Every line containing the word "this" must be pulled from the records.

# # # # #

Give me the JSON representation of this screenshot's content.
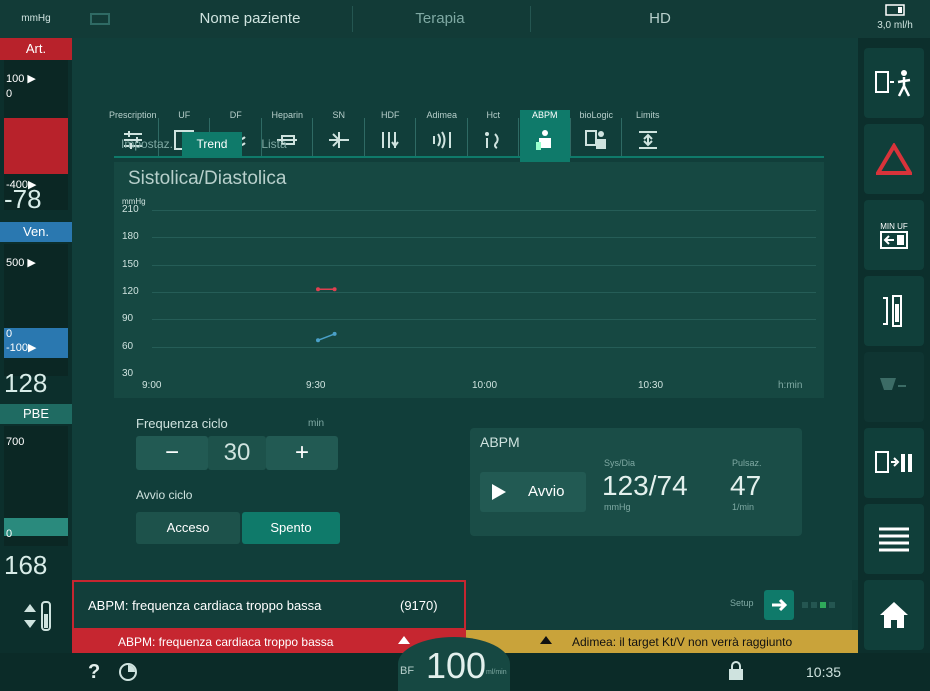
{
  "topbar": {
    "left_label": "mmHg",
    "patient": "Nome paziente",
    "therapy": "Terapia",
    "mode": "HD",
    "uf_rate": "3,0",
    "uf_unit": "ml/h"
  },
  "left": {
    "art_label": "Art.",
    "art_top": "100 ▶",
    "art_zero": "0",
    "art_bottom": "-400▶",
    "art_value": "-78",
    "ven_label": "Ven.",
    "ven_top": "500 ▶",
    "ven_zero": "0",
    "ven_bottom": "-100▶",
    "ven_value": "128",
    "pbe_label": "PBE",
    "pbe_top": "700",
    "pbe_zero": "0",
    "pbe_value": "168"
  },
  "tabs": [
    {
      "label": "Prescription",
      "icon": "prescription-icon"
    },
    {
      "label": "UF",
      "icon": "uf-icon"
    },
    {
      "label": "DF",
      "icon": "df-icon"
    },
    {
      "label": "Heparin",
      "icon": "heparin-icon"
    },
    {
      "label": "SN",
      "icon": "sn-icon"
    },
    {
      "label": "HDF",
      "icon": "hdf-icon"
    },
    {
      "label": "Adimea",
      "icon": "adimea-icon"
    },
    {
      "label": "Hct",
      "icon": "hct-icon"
    },
    {
      "label": "ABPM",
      "icon": "abpm-icon"
    },
    {
      "label": "bioLogic",
      "icon": "biologic-icon"
    },
    {
      "label": "Limits",
      "icon": "limits-icon"
    }
  ],
  "subtabs": [
    "Impostaz.",
    "Trend",
    "Lista"
  ],
  "chart_data": {
    "type": "line",
    "title": "Sistolica/Diastolica",
    "ylabel": "mmHg",
    "ylim": [
      30,
      210
    ],
    "yticks": [
      210,
      180,
      150,
      120,
      90,
      60,
      30
    ],
    "xticks": [
      "9:00",
      "9:30",
      "10:00",
      "10:30"
    ],
    "xunit": "h:min",
    "series": [
      {
        "values": [
          [
            9.5,
            123
          ],
          [
            9.55,
            123
          ]
        ],
        "color": "#e04050"
      },
      {
        "values": [
          [
            9.5,
            67
          ],
          [
            9.55,
            74
          ]
        ],
        "color": "#4aa0c8"
      }
    ]
  },
  "controls": {
    "cycle_label": "Frequenza ciclo",
    "cycle_unit": "min",
    "cycle_value": "30",
    "minus": "−",
    "plus": "+",
    "start_label": "Avvio ciclo",
    "on": "Acceso",
    "off": "Spento"
  },
  "abpm": {
    "title": "ABPM",
    "start_btn": "Avvio",
    "sys_label": "Sys/Dia",
    "sys_value": "123/74",
    "sys_unit": "mmHg",
    "pulse_label": "Pulsaz.",
    "pulse_value": "47",
    "pulse_unit": "1/min"
  },
  "alarm": {
    "message": "ABPM: frequenza cardiaca troppo bassa",
    "code": "(9170)",
    "banner": "ABPM: frequenza cardiaca troppo bassa",
    "warning": "Adimea: il target Kt/V non verrà raggiunto",
    "setup": "Setup"
  },
  "status": {
    "bf_label": "BF",
    "bf_value": "100",
    "bf_unit": "ml/min",
    "time": "10:35",
    "help": "?"
  },
  "right": {
    "min_uf": "MIN UF"
  },
  "colors": {
    "accent": "#0f7a6a",
    "alarm": "#c62630",
    "warning": "#c9a33a"
  }
}
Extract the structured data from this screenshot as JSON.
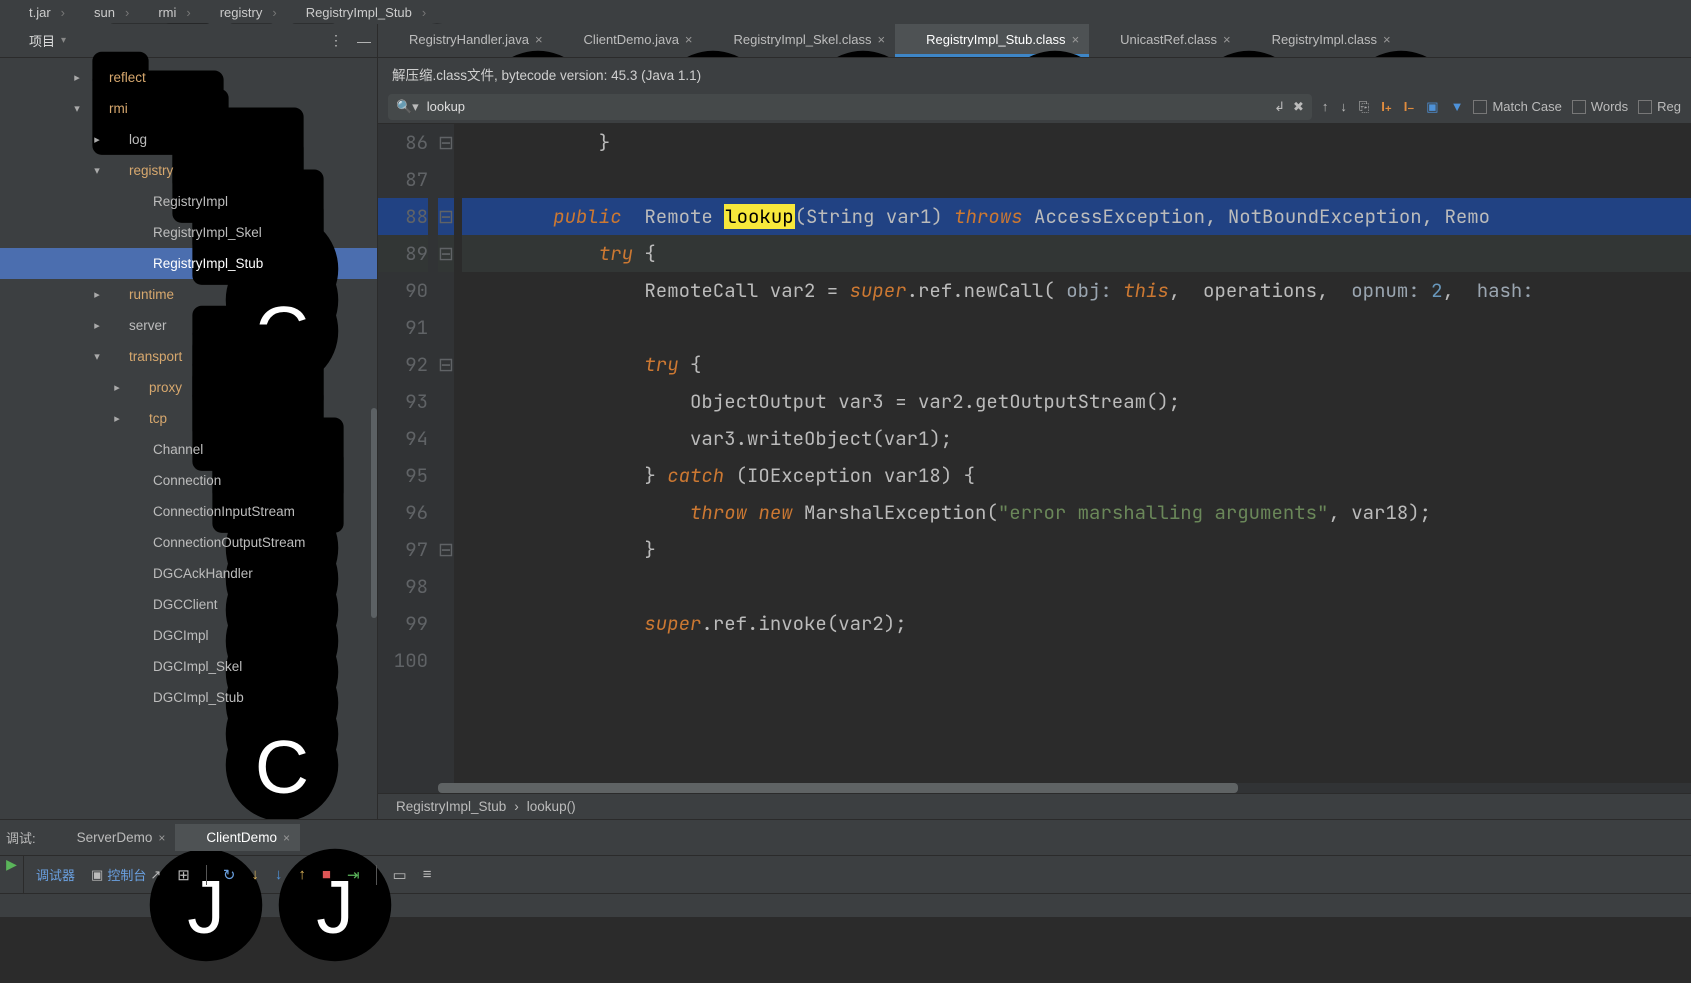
{
  "breadcrumbs": [
    {
      "icon": "jar",
      "label": "t.jar"
    },
    {
      "icon": "folder",
      "label": "sun"
    },
    {
      "icon": "folder",
      "label": "rmi"
    },
    {
      "icon": "folder",
      "label": "registry"
    },
    {
      "icon": "class",
      "label": "RegistryImpl_Stub"
    }
  ],
  "sidebar": {
    "project_label": "项目",
    "tree": [
      {
        "indent": 72,
        "chev": ">",
        "icon": "folder",
        "name": "reflect",
        "orange": true
      },
      {
        "indent": 72,
        "chev": "v",
        "icon": "folder",
        "name": "rmi",
        "orange": true
      },
      {
        "indent": 92,
        "chev": ">",
        "icon": "folder",
        "name": "log",
        "orange": false
      },
      {
        "indent": 92,
        "chev": "v",
        "icon": "folder",
        "name": "registry",
        "orange": true
      },
      {
        "indent": 116,
        "chev": "",
        "icon": "class",
        "name": "RegistryImpl",
        "orange": false
      },
      {
        "indent": 116,
        "chev": "",
        "icon": "class",
        "name": "RegistryImpl_Skel",
        "orange": false
      },
      {
        "indent": 116,
        "chev": "",
        "icon": "class",
        "name": "RegistryImpl_Stub",
        "orange": false,
        "selected": true
      },
      {
        "indent": 92,
        "chev": ">",
        "icon": "folder",
        "name": "runtime",
        "orange": true
      },
      {
        "indent": 92,
        "chev": ">",
        "icon": "folder",
        "name": "server",
        "orange": false
      },
      {
        "indent": 92,
        "chev": "v",
        "icon": "folder",
        "name": "transport",
        "orange": true
      },
      {
        "indent": 112,
        "chev": ">",
        "icon": "folder",
        "name": "proxy",
        "orange": true
      },
      {
        "indent": 112,
        "chev": ">",
        "icon": "folder",
        "name": "tcp",
        "orange": true
      },
      {
        "indent": 116,
        "chev": "",
        "icon": "class",
        "name": "Channel",
        "orange": false
      },
      {
        "indent": 116,
        "chev": "",
        "icon": "class",
        "name": "Connection",
        "orange": false
      },
      {
        "indent": 116,
        "chev": "",
        "icon": "class",
        "name": "ConnectionInputStream",
        "orange": false
      },
      {
        "indent": 116,
        "chev": "",
        "icon": "class",
        "name": "ConnectionOutputStream",
        "orange": false
      },
      {
        "indent": 116,
        "chev": "",
        "icon": "class",
        "name": "DGCAckHandler",
        "orange": false
      },
      {
        "indent": 116,
        "chev": "",
        "icon": "class",
        "name": "DGCClient",
        "orange": false
      },
      {
        "indent": 116,
        "chev": "",
        "icon": "class",
        "name": "DGCImpl",
        "orange": false
      },
      {
        "indent": 116,
        "chev": "",
        "icon": "class",
        "name": "DGCImpl_Skel",
        "orange": false
      },
      {
        "indent": 116,
        "chev": "",
        "icon": "class",
        "name": "DGCImpl_Stub",
        "orange": false
      }
    ]
  },
  "tabs": [
    {
      "icon": "java",
      "label": "RegistryHandler.java",
      "active": false
    },
    {
      "icon": "java",
      "label": "ClientDemo.java",
      "active": false
    },
    {
      "icon": "class",
      "label": "RegistryImpl_Skel.class",
      "active": false
    },
    {
      "icon": "class",
      "label": "RegistryImpl_Stub.class",
      "active": true
    },
    {
      "icon": "class",
      "label": "UnicastRef.class",
      "active": false
    },
    {
      "icon": "class",
      "label": "RegistryImpl.class",
      "active": false
    }
  ],
  "banner": {
    "text": "解压缩.class文件, bytecode version: 45.3 (Java 1.1)"
  },
  "search": {
    "value": "lookup",
    "match_case": "Match Case",
    "words": "Words",
    "regex": "Reg"
  },
  "code": {
    "lines": [
      {
        "n": 86,
        "type": "plain",
        "tok": [
          {
            "t": "            }",
            "c": ""
          }
        ],
        "fold": "└"
      },
      {
        "n": 87,
        "type": "plain",
        "tok": [
          {
            "t": "",
            "c": ""
          }
        ]
      },
      {
        "n": 88,
        "type": "hl",
        "tok": [
          {
            "t": "        ",
            "c": ""
          },
          {
            "t": "public",
            "c": "kw"
          },
          {
            "t": "  Remote ",
            "c": ""
          },
          {
            "t": "lookup",
            "c": "hlmatch"
          },
          {
            "t": "(String var1) ",
            "c": ""
          },
          {
            "t": "throws",
            "c": "kw"
          },
          {
            "t": " AccessException, NotBoundException, Remo",
            "c": ""
          }
        ],
        "fold": "┌"
      },
      {
        "n": 89,
        "type": "curr",
        "tok": [
          {
            "t": "            ",
            "c": ""
          },
          {
            "t": "try",
            "c": "kw"
          },
          {
            "t": " {",
            "c": ""
          }
        ],
        "fold": "┌"
      },
      {
        "n": 90,
        "type": "plain",
        "tok": [
          {
            "t": "                RemoteCall var2 = ",
            "c": ""
          },
          {
            "t": "super",
            "c": "kw"
          },
          {
            "t": ".ref.newCall( ",
            "c": ""
          },
          {
            "t": "obj:",
            "c": "param"
          },
          {
            "t": " ",
            "c": ""
          },
          {
            "t": "this",
            "c": "self"
          },
          {
            "t": ",  operations,  ",
            "c": ""
          },
          {
            "t": "opnum:",
            "c": "param"
          },
          {
            "t": " ",
            "c": ""
          },
          {
            "t": "2",
            "c": "num"
          },
          {
            "t": ",  ",
            "c": ""
          },
          {
            "t": "hash:",
            "c": "param"
          }
        ]
      },
      {
        "n": 91,
        "type": "plain",
        "tok": [
          {
            "t": "",
            "c": ""
          }
        ]
      },
      {
        "n": 92,
        "type": "plain",
        "tok": [
          {
            "t": "                ",
            "c": ""
          },
          {
            "t": "try",
            "c": "kw"
          },
          {
            "t": " {",
            "c": ""
          }
        ],
        "fold": "┌"
      },
      {
        "n": 93,
        "type": "plain",
        "tok": [
          {
            "t": "                    ObjectOutput var3 = var2.getOutputStream();",
            "c": ""
          }
        ]
      },
      {
        "n": 94,
        "type": "plain",
        "tok": [
          {
            "t": "                    var3.writeObject(var1);",
            "c": ""
          }
        ]
      },
      {
        "n": 95,
        "type": "plain",
        "tok": [
          {
            "t": "                } ",
            "c": ""
          },
          {
            "t": "catch",
            "c": "kw"
          },
          {
            "t": " (IOException var18) {",
            "c": ""
          }
        ]
      },
      {
        "n": 96,
        "type": "plain",
        "tok": [
          {
            "t": "                    ",
            "c": ""
          },
          {
            "t": "throw",
            "c": "kw"
          },
          {
            "t": " ",
            "c": ""
          },
          {
            "t": "new",
            "c": "kw"
          },
          {
            "t": " MarshalException(",
            "c": ""
          },
          {
            "t": "\"error marshalling arguments\"",
            "c": "str"
          },
          {
            "t": ", var18);",
            "c": ""
          }
        ]
      },
      {
        "n": 97,
        "type": "plain",
        "tok": [
          {
            "t": "                }",
            "c": ""
          }
        ],
        "fold": "└"
      },
      {
        "n": 98,
        "type": "plain",
        "tok": [
          {
            "t": "",
            "c": ""
          }
        ]
      },
      {
        "n": 99,
        "type": "plain",
        "tok": [
          {
            "t": "                ",
            "c": ""
          },
          {
            "t": "super",
            "c": "kw"
          },
          {
            "t": ".ref.invoke(var2);",
            "c": ""
          }
        ]
      },
      {
        "n": 100,
        "type": "plain",
        "tok": [
          {
            "t": "",
            "c": ""
          }
        ]
      }
    ],
    "editor_crumb": [
      "RegistryImpl_Stub",
      "›",
      "lookup()"
    ]
  },
  "debug": {
    "label": "调试:",
    "tabs": [
      {
        "name": "ServerDemo",
        "icon": "java",
        "active": false
      },
      {
        "name": "ClientDemo",
        "icon": "java",
        "active": true
      }
    ],
    "toolbar": {
      "sub1": "调试器",
      "sub2": "控制台"
    }
  }
}
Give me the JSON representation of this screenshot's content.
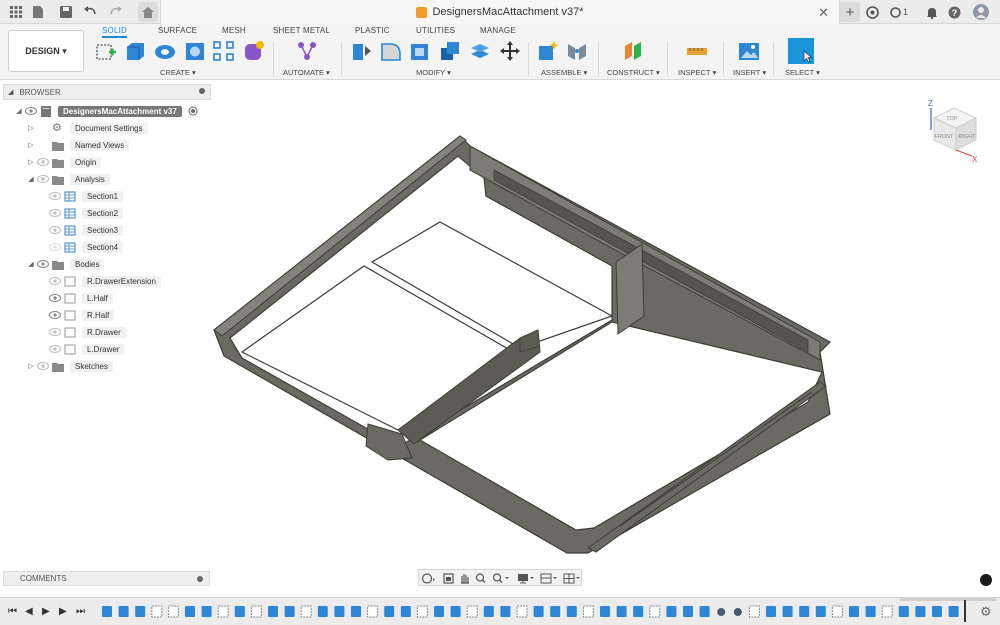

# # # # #

● **REPLY**:
Give me the JSON representation of this screenshot's content.
Extract the structured data from this screenshot as JSON.
            "t": "this",
Give me the JSON representation of this screenshot's content.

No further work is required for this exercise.